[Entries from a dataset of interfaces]
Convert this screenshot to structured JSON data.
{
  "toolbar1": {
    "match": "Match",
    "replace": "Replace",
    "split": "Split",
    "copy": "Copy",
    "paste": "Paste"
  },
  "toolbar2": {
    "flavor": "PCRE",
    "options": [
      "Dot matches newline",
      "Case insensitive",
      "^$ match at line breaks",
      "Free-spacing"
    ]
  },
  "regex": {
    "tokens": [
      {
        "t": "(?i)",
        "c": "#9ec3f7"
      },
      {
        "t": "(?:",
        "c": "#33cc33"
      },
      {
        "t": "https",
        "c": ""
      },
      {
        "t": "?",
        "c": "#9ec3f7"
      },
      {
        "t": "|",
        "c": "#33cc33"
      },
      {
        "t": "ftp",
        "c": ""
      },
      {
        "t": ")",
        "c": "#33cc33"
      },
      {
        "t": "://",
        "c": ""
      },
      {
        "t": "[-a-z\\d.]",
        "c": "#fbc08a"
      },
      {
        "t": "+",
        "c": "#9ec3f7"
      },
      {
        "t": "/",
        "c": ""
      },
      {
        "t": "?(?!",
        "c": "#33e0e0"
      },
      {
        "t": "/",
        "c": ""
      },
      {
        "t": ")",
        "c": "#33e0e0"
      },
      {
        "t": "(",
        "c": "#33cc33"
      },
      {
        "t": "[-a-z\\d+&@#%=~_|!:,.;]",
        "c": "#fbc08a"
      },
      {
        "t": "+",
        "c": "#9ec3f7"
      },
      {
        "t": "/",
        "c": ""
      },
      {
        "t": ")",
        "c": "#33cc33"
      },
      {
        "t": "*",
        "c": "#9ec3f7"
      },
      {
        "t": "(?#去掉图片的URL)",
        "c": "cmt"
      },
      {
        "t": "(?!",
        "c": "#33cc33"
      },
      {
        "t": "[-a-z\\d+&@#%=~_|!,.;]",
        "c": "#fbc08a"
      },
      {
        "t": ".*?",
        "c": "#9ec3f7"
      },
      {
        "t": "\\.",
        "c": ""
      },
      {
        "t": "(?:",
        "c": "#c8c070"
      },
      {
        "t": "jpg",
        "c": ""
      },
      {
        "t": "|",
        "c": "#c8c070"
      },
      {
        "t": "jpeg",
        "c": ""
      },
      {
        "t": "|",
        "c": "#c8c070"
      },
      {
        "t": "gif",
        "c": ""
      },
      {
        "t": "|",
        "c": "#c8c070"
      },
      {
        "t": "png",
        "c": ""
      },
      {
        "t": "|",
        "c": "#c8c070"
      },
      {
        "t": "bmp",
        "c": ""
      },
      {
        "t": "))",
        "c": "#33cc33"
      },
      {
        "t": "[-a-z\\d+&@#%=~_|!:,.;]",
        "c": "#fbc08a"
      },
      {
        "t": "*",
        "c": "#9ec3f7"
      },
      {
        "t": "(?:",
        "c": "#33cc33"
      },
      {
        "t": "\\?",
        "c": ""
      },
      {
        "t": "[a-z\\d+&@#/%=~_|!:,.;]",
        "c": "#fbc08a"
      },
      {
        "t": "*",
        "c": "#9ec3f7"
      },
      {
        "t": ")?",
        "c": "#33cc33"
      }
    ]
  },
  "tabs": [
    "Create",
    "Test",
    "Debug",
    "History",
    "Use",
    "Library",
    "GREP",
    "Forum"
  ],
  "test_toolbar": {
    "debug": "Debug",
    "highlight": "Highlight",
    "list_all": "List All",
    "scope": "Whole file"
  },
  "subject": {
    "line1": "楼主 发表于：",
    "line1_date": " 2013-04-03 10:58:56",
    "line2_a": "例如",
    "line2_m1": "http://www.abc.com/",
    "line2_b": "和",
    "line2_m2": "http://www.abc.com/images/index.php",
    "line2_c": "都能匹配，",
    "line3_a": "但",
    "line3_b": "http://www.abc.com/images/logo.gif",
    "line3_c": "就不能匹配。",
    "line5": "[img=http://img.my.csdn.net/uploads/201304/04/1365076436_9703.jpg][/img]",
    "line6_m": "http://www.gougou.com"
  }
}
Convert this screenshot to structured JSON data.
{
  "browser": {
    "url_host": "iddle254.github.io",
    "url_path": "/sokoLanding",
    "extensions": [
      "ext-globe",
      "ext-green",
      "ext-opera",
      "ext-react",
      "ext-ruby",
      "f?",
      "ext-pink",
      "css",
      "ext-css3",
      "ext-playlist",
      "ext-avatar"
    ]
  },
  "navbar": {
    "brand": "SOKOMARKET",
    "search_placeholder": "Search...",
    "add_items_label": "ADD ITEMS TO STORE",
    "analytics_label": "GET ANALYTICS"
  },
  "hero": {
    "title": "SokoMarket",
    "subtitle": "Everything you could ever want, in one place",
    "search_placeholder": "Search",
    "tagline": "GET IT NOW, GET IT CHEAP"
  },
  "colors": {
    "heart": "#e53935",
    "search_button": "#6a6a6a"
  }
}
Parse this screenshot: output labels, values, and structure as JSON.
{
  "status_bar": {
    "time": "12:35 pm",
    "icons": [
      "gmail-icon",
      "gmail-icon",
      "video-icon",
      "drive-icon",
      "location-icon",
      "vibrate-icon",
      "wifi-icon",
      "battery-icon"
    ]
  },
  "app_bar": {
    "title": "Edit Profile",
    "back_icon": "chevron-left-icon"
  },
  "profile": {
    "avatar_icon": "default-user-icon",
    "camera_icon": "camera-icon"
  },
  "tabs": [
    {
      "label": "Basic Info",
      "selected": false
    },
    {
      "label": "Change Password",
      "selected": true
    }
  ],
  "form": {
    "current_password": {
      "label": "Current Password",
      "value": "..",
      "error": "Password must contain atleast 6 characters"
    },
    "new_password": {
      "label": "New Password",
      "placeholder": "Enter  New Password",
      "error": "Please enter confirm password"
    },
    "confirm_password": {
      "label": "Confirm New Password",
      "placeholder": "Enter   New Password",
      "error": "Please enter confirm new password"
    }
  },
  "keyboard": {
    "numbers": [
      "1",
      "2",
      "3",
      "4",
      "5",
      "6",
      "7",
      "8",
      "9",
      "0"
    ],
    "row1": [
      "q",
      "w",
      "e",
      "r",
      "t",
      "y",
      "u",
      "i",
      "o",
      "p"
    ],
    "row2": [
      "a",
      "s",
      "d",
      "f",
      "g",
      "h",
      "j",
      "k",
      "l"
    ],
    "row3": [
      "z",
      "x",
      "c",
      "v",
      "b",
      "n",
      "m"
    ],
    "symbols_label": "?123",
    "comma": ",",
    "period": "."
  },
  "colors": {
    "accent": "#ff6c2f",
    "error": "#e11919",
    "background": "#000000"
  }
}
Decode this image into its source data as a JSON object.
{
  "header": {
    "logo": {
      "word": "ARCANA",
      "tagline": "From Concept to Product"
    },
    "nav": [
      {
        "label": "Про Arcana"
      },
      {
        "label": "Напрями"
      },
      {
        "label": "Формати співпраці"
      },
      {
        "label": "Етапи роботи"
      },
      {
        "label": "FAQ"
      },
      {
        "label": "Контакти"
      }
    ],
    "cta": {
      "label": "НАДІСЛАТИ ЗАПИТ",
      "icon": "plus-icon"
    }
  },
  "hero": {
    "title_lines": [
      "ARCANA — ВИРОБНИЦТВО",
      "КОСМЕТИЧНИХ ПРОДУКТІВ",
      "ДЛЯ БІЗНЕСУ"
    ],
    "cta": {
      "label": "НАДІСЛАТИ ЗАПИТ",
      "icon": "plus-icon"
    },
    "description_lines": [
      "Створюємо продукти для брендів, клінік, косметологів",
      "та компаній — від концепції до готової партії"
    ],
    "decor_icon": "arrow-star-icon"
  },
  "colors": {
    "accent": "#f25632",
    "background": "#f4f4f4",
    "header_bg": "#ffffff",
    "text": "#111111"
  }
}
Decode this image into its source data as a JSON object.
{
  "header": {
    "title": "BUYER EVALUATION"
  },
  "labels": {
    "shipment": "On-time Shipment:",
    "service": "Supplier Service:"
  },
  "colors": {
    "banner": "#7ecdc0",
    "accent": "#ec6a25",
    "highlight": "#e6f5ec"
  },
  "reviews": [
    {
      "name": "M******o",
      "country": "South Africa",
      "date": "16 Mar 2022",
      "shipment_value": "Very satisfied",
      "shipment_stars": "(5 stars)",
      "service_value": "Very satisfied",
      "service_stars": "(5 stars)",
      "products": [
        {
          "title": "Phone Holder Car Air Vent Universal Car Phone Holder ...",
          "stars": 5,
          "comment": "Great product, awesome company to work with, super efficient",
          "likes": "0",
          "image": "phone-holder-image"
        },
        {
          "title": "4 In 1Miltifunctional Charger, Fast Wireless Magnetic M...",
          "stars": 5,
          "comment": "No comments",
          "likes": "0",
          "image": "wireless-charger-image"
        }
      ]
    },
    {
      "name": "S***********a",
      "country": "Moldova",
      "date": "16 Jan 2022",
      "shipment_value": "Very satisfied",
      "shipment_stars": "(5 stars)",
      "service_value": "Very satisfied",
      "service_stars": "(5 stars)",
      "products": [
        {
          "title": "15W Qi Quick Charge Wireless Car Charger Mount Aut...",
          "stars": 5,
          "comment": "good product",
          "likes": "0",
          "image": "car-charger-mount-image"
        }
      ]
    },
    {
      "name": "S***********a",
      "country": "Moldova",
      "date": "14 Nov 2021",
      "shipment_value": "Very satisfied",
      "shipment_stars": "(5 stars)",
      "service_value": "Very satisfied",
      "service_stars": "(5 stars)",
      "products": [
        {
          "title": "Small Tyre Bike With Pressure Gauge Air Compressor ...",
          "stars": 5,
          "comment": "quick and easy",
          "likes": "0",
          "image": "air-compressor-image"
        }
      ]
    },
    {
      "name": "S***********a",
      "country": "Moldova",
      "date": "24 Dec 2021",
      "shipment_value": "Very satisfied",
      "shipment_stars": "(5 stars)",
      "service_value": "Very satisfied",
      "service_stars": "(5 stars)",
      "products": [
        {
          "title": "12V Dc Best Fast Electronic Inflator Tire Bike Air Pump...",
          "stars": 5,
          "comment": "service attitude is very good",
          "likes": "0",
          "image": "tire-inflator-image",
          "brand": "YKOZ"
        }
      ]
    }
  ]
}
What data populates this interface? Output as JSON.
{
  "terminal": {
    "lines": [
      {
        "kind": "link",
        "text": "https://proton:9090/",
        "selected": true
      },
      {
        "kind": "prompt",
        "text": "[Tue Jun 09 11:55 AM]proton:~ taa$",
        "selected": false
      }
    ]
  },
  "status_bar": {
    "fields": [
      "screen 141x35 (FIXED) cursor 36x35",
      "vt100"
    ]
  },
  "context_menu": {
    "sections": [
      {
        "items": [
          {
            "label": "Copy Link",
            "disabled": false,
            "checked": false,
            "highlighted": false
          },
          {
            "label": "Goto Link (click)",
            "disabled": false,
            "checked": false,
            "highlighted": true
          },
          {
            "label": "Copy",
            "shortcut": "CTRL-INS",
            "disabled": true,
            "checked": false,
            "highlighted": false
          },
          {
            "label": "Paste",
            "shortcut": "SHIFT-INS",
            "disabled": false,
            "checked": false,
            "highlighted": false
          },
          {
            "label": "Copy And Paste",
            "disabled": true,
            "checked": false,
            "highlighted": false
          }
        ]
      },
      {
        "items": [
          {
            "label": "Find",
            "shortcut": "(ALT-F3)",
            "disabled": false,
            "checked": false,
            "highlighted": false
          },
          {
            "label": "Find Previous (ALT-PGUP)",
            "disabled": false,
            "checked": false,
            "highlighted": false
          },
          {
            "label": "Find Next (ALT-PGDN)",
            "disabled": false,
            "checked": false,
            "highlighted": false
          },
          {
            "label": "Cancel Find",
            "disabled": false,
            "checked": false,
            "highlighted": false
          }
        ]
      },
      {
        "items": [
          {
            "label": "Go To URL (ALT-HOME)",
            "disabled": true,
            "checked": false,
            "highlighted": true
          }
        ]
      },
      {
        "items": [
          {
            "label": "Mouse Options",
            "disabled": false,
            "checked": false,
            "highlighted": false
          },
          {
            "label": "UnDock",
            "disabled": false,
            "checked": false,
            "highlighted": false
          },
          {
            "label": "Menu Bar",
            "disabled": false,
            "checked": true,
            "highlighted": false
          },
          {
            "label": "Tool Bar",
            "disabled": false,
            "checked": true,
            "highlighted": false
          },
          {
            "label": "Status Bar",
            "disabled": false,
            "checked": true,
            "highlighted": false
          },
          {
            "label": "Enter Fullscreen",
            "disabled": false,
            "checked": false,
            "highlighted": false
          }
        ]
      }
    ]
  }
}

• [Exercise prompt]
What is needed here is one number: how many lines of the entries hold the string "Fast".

• [Your solution]
2